--- Data provided ---

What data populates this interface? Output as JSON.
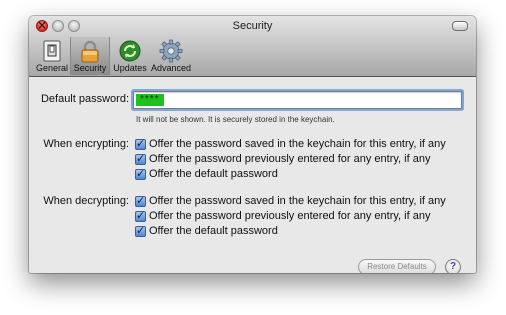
{
  "window": {
    "title": "Security"
  },
  "toolbar": {
    "items": [
      {
        "label": "General",
        "icon": "switch-icon"
      },
      {
        "label": "Security",
        "icon": "lock-icon",
        "selected": true
      },
      {
        "label": "Updates",
        "icon": "refresh-icon"
      },
      {
        "label": "Advanced",
        "icon": "gear-icon"
      }
    ]
  },
  "password": {
    "label": "Default password:",
    "masked_value": "****",
    "hint": "It will not be shown.  It is securely stored in the keychain."
  },
  "encrypting": {
    "label": "When encrypting:",
    "options": [
      {
        "text": "Offer the password saved in the keychain for this entry, if any",
        "checked": true
      },
      {
        "text": "Offer the password previously entered for any entry, if any",
        "checked": true
      },
      {
        "text": "Offer the default password",
        "checked": true
      }
    ]
  },
  "decrypting": {
    "label": "When decrypting:",
    "options": [
      {
        "text": "Offer the password saved in the keychain for this entry, if any",
        "checked": true
      },
      {
        "text": "Offer the password previously entered for any entry, if any",
        "checked": true
      },
      {
        "text": "Offer the default password",
        "checked": true
      }
    ]
  },
  "buttons": {
    "restore_defaults": "Restore Defaults",
    "help": "?"
  },
  "colors": {
    "accent": "#4c86d6",
    "password_fill": "#1ec11e"
  }
}
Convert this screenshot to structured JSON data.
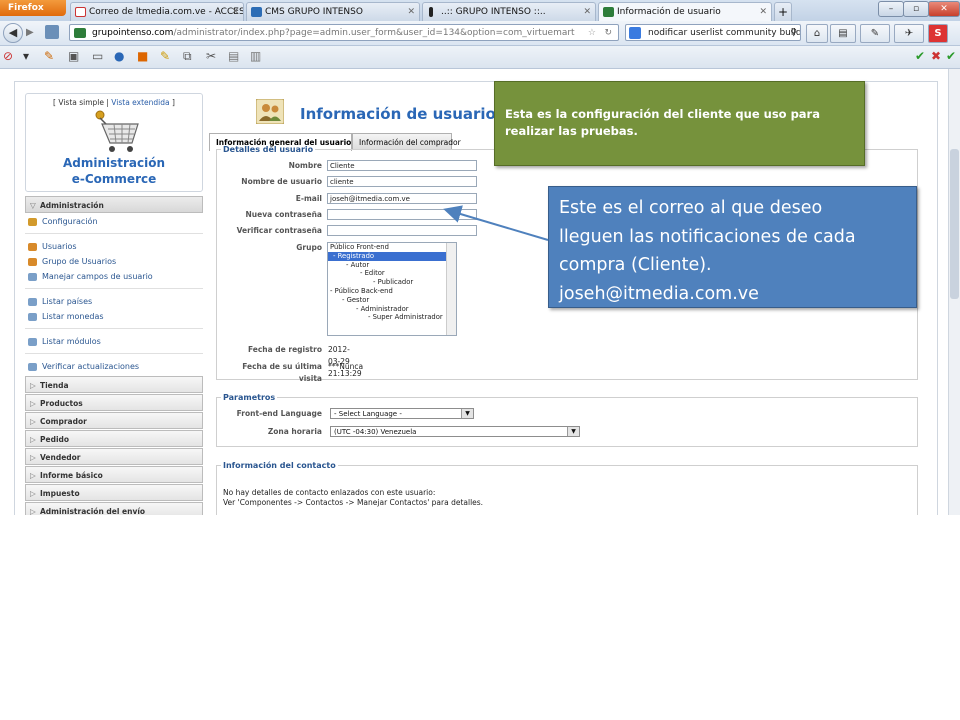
{
  "browser": {
    "app_button": "Firefox",
    "tabs": [
      {
        "title": "Correo de ltmedia.com.ve - ACCESO..."
      },
      {
        "title": "CMS GRUPO INTENSO"
      },
      {
        "title": "..:: GRUPO INTENSO ::.."
      },
      {
        "title": "Información de usuario"
      }
    ],
    "url_host": "grupointenso.com",
    "url_path": "/administrator/index.php?page=admin.user_form&user_id=134&option=com_virtuemart",
    "search_text": "nodificar userlist community builder"
  },
  "sidebar": {
    "view_simple": "[ Vista simple |",
    "view_extended": "Vista extendida",
    "view_close": "]",
    "title_line1": "Administración",
    "title_line2": "e-Commerce",
    "active_section": "Administración",
    "items": [
      {
        "label": "Configuración"
      },
      {
        "label": "Usuarios"
      },
      {
        "label": "Grupo de Usuarios"
      },
      {
        "label": "Manejar campos de usuario"
      },
      {
        "label": "Listar países"
      },
      {
        "label": "Listar monedas"
      },
      {
        "label": "Listar módulos"
      },
      {
        "label": "Verificar actualizaciones"
      }
    ],
    "sections": [
      {
        "label": "Tienda"
      },
      {
        "label": "Productos"
      },
      {
        "label": "Comprador"
      },
      {
        "label": "Pedido"
      },
      {
        "label": "Vendedor"
      },
      {
        "label": "Informe básico"
      },
      {
        "label": "Impuesto"
      },
      {
        "label": "Administración del envío"
      }
    ]
  },
  "main": {
    "page_title": "Información de usuario",
    "tabs": [
      {
        "label": "Información general del usuario"
      },
      {
        "label": "Información del comprador"
      }
    ],
    "details": {
      "legend": "Detalles del usuario",
      "name_label": "Nombre",
      "name_value": "Cliente",
      "username_label": "Nombre de usuario",
      "username_value": "cliente",
      "email_label": "E-mail",
      "email_value": "joseh@itmedia.com.ve",
      "newpass_label": "Nueva contraseña",
      "verify_label": "Verificar contraseña",
      "group_label": "Grupo",
      "groups": [
        "Público Front-end",
        "- Registrado",
        "- Autor",
        "- Editor",
        "- Publicador",
        "- Público Back-end",
        "- Gestor",
        "- Administrador",
        "- Super Administrador"
      ],
      "selected_group": "- Registrado",
      "regdate_label": "Fecha de registro",
      "regdate_value": "2012-03-29 21:13:29",
      "lastvisit_label": "Fecha de su última visita",
      "lastvisit_value": "***Nunca"
    },
    "params": {
      "legend": "Parametros",
      "lang_label": "Front-end Language",
      "lang_value": "- Select Language -",
      "tz_label": "Zona horaria",
      "tz_value": "(UTC -04:30) Venezuela"
    },
    "contact": {
      "legend": "Información del contacto",
      "line1": "No hay detalles de contacto enlazados con este usuario:",
      "line2": "Ver 'Componentes -> Contactos -> Manejar Contactos' para detalles."
    }
  },
  "callouts": {
    "green": "Esta es la configuración del cliente que uso para realizar las pruebas.",
    "blue_lines": [
      "Este es el correo al que deseo",
      "lleguen las notificaciones de cada",
      "compra (Cliente).",
      "joseh@itmedia.com.ve"
    ]
  },
  "colors": {
    "green_callout": "#76923c",
    "blue_callout": "#4f81bd",
    "title_blue": "#2a67b6",
    "firefox_orange": "#e8781c"
  }
}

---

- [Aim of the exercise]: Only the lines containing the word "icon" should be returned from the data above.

- [Solution for this problem]:
        "icon": "switch-icon"
        "icon": "lock-icon",
        "icon": "refresh-icon"
        "icon": "gear-icon"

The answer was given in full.